- **PROBLEM STATEMENT**: In the listing below, how many lines hold "hàng"? Give the number only.

##########

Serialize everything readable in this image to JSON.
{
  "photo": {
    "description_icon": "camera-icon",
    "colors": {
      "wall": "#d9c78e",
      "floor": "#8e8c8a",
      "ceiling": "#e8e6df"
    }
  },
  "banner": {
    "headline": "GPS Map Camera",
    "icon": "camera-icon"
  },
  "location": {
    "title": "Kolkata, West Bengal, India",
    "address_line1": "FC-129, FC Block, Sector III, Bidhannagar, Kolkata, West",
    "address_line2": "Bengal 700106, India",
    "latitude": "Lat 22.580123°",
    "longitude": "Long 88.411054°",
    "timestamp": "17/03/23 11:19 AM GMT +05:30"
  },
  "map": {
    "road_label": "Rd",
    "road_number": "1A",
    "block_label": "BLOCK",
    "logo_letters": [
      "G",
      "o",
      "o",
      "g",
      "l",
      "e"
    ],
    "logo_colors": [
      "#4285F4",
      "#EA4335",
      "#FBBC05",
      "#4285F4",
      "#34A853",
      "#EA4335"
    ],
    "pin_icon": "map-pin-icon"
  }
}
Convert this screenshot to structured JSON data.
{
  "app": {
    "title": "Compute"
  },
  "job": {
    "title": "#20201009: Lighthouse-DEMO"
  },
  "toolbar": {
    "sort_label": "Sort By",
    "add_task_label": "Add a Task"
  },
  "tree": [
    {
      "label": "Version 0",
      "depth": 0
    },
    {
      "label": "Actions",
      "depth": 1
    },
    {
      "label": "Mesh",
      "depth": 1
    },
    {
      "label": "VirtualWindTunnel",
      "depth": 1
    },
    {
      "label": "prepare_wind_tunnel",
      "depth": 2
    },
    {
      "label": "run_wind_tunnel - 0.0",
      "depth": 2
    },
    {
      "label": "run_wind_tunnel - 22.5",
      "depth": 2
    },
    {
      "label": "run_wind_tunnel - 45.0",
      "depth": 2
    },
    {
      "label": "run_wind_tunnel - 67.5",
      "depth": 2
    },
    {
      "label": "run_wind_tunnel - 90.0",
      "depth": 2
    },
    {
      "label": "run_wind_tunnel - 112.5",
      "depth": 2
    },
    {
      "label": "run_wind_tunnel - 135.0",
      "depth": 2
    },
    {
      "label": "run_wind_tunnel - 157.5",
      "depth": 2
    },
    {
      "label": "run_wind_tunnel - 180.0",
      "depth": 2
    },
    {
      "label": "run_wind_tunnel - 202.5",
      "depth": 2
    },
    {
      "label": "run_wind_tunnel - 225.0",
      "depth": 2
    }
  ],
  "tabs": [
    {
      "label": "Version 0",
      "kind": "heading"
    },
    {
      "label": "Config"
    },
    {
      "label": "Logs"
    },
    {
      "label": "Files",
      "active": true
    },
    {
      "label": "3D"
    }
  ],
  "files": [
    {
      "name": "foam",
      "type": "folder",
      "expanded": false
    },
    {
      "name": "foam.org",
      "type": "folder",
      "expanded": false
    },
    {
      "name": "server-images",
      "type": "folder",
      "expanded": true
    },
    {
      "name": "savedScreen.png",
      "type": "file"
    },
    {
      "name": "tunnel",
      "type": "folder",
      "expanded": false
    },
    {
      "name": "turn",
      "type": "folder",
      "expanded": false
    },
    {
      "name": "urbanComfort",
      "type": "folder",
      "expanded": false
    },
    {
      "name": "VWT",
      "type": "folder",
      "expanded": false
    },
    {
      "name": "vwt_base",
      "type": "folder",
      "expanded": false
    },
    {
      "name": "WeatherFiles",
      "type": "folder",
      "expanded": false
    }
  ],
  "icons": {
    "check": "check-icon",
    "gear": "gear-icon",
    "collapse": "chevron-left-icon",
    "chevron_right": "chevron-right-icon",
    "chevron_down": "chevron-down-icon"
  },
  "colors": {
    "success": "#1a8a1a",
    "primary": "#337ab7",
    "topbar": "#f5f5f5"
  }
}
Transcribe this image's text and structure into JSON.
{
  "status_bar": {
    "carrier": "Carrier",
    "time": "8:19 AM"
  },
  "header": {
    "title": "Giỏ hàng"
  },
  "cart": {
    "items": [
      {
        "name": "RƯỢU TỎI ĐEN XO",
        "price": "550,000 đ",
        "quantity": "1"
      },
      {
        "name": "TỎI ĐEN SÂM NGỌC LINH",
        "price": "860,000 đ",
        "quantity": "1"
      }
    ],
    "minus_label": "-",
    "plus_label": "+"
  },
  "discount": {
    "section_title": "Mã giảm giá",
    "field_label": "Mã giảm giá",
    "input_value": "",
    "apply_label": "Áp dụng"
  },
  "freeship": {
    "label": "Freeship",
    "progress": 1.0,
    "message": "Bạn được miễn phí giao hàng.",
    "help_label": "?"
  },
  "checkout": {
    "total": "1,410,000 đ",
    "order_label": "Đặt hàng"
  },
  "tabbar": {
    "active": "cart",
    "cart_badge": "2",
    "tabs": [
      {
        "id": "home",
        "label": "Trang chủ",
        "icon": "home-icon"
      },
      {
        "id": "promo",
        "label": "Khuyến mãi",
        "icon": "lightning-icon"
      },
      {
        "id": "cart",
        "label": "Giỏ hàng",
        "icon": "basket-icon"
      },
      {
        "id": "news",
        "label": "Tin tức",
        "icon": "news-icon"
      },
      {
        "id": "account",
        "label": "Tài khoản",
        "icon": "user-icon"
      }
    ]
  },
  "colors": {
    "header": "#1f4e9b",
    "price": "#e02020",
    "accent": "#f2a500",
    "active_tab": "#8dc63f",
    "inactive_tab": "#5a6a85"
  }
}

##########

- **RESPONSE TO THE TASK**: 4